BEGIN DATA FOR THIS EXERCISE

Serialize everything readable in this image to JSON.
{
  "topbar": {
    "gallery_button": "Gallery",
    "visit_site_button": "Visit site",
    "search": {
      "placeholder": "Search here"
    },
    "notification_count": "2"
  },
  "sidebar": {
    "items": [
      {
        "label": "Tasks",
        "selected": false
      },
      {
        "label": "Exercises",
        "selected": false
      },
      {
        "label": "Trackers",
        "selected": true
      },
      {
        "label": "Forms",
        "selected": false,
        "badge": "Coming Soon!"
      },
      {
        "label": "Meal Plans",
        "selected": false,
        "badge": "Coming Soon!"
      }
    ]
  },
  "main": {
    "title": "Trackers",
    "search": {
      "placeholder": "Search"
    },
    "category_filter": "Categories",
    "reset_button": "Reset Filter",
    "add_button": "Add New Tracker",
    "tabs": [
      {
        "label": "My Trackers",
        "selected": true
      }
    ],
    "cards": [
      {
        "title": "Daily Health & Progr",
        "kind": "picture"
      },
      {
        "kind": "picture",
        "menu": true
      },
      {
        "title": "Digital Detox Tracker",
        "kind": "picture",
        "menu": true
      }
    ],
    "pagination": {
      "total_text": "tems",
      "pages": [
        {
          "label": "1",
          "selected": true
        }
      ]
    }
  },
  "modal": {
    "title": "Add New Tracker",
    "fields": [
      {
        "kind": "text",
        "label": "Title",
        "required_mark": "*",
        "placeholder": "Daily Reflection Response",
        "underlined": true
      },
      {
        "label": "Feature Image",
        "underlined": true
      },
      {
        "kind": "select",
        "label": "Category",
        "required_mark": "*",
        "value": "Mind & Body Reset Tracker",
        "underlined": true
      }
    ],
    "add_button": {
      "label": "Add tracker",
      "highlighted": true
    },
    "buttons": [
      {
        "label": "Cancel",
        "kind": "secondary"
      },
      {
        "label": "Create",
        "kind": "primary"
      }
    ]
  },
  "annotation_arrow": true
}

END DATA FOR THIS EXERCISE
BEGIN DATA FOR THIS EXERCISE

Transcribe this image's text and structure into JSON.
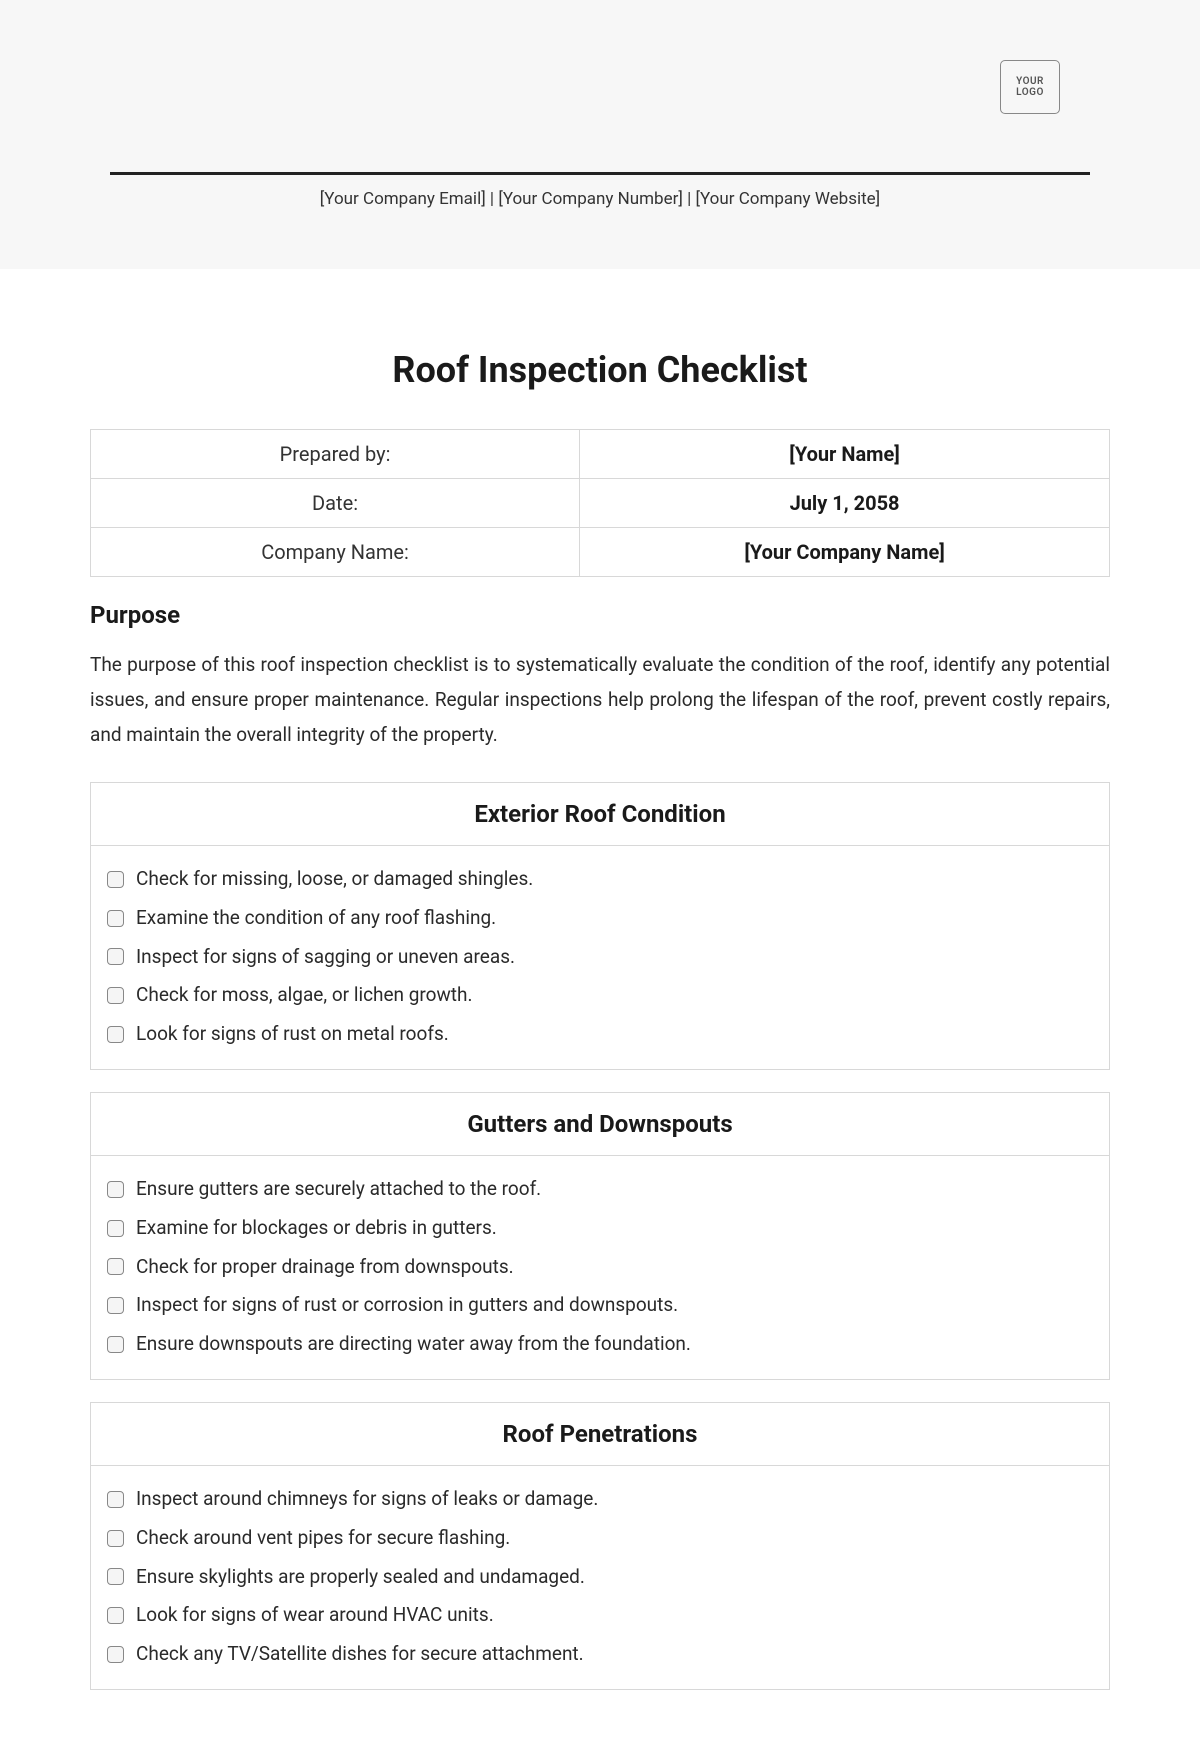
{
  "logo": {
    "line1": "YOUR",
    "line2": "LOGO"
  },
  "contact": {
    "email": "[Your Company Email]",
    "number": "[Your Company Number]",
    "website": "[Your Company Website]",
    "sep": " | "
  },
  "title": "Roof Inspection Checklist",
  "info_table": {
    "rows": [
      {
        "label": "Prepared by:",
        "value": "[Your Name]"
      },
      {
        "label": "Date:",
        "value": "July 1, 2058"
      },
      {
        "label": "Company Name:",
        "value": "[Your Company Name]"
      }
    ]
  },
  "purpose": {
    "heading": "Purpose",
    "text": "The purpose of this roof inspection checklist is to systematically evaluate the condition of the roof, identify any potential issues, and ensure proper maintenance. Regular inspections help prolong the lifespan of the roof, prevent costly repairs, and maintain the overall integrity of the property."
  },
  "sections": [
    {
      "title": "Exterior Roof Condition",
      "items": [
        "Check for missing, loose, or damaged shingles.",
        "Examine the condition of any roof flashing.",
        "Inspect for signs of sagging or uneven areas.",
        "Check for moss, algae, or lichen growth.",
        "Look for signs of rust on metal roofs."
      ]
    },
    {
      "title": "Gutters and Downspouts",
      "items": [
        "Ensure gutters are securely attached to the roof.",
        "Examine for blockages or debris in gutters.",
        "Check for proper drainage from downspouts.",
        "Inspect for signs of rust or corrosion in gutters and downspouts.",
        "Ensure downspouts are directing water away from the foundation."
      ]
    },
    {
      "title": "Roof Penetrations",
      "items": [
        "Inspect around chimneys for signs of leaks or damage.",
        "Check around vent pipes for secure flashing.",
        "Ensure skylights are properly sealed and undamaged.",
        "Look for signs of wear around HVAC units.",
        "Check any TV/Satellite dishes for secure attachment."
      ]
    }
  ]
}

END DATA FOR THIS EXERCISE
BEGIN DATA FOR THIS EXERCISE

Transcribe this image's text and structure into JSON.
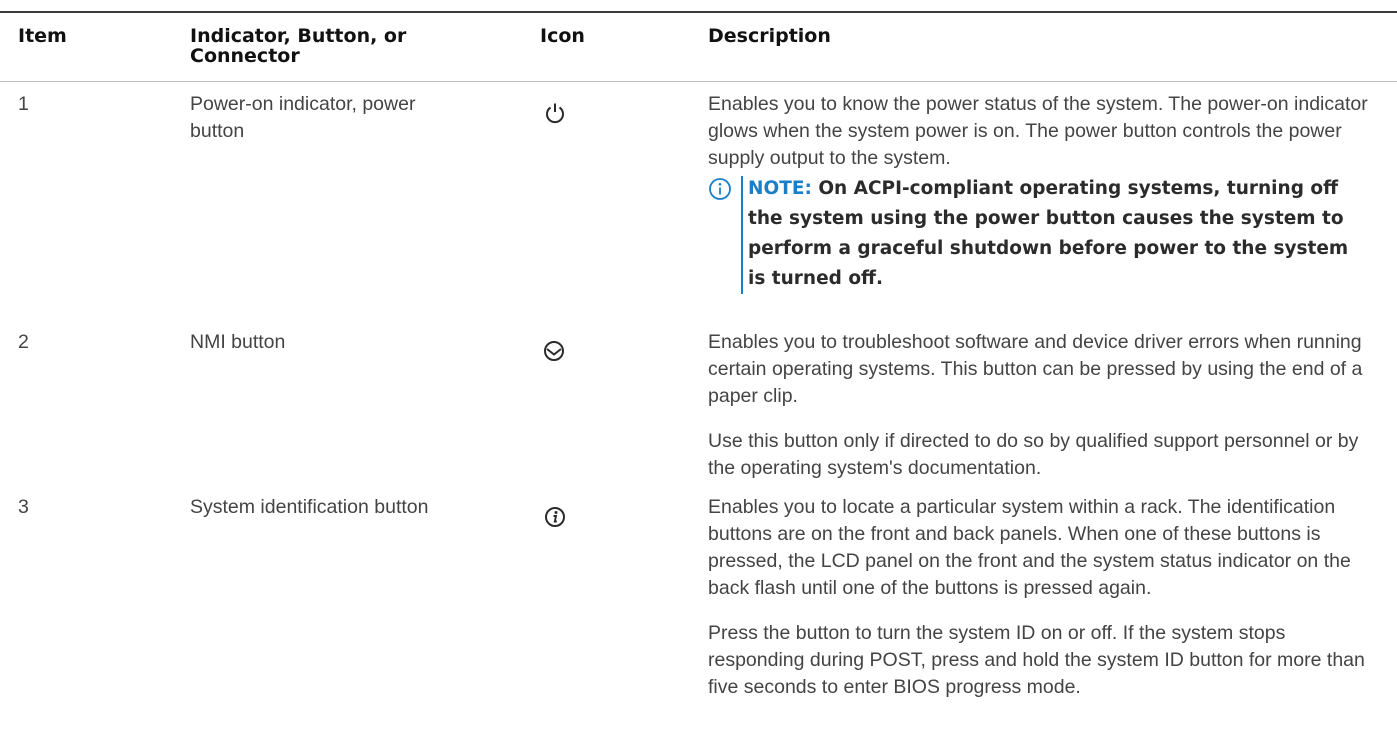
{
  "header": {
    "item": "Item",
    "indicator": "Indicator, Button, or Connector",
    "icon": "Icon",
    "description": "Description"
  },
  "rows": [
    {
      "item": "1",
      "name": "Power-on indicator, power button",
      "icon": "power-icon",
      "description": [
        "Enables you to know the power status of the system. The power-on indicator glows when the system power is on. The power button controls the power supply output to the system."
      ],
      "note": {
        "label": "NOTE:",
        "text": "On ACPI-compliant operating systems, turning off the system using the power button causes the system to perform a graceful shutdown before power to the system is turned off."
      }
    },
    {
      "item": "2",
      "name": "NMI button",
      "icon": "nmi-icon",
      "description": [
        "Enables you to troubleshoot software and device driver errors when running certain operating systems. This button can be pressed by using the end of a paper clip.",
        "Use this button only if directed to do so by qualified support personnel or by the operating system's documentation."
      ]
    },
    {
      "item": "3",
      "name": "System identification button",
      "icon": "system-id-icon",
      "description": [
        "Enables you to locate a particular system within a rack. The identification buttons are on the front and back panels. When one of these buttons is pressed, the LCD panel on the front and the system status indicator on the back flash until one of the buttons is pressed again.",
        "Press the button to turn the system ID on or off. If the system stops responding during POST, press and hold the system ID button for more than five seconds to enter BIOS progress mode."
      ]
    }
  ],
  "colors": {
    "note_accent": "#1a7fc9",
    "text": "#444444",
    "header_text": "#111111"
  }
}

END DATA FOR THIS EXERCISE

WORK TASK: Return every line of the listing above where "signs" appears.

EXERCISE SOLUTION:
        "Inspect for signs of sagging or uneven areas.",
        "Look for signs of rust on metal roofs."
        "Inspect for signs of rust or corrosion in gutters and downspouts.",
        "Inspect around chimneys for signs of leaks or damage.",
        "Look for signs of wear around HVAC units.",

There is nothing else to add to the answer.